Please copy every line of the data in which the string "eyes" appears.
GIVEN DATA: Begin
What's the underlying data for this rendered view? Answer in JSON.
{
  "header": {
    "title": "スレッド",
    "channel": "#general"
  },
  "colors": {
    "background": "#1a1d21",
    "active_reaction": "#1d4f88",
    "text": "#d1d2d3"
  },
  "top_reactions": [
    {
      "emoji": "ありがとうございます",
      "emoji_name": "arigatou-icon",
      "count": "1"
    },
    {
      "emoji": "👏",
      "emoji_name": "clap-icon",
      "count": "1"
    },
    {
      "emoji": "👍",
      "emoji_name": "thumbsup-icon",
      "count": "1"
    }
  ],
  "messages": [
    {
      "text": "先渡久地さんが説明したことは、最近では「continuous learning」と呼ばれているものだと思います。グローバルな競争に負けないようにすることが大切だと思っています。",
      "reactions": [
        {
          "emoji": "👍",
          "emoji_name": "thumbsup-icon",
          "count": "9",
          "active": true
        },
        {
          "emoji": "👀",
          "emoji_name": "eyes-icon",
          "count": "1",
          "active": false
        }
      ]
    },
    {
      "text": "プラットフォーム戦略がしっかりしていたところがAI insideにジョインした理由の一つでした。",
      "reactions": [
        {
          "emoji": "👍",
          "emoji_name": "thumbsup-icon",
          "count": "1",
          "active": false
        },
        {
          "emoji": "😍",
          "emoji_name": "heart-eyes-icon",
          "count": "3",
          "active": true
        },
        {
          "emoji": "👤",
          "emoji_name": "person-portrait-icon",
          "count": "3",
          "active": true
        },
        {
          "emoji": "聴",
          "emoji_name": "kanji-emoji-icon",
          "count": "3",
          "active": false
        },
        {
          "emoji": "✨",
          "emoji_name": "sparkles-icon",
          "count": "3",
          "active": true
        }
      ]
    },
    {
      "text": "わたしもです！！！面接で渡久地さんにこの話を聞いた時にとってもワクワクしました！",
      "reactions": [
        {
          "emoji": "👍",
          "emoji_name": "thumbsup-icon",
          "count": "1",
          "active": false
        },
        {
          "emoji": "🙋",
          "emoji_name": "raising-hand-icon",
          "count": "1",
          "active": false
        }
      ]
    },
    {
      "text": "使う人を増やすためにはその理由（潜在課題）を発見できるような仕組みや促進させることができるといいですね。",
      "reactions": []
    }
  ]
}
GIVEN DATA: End
__RESPONSE AREA__.
          "emoji_name": "eyes-icon",
          "emoji_name": "heart-eyes-icon",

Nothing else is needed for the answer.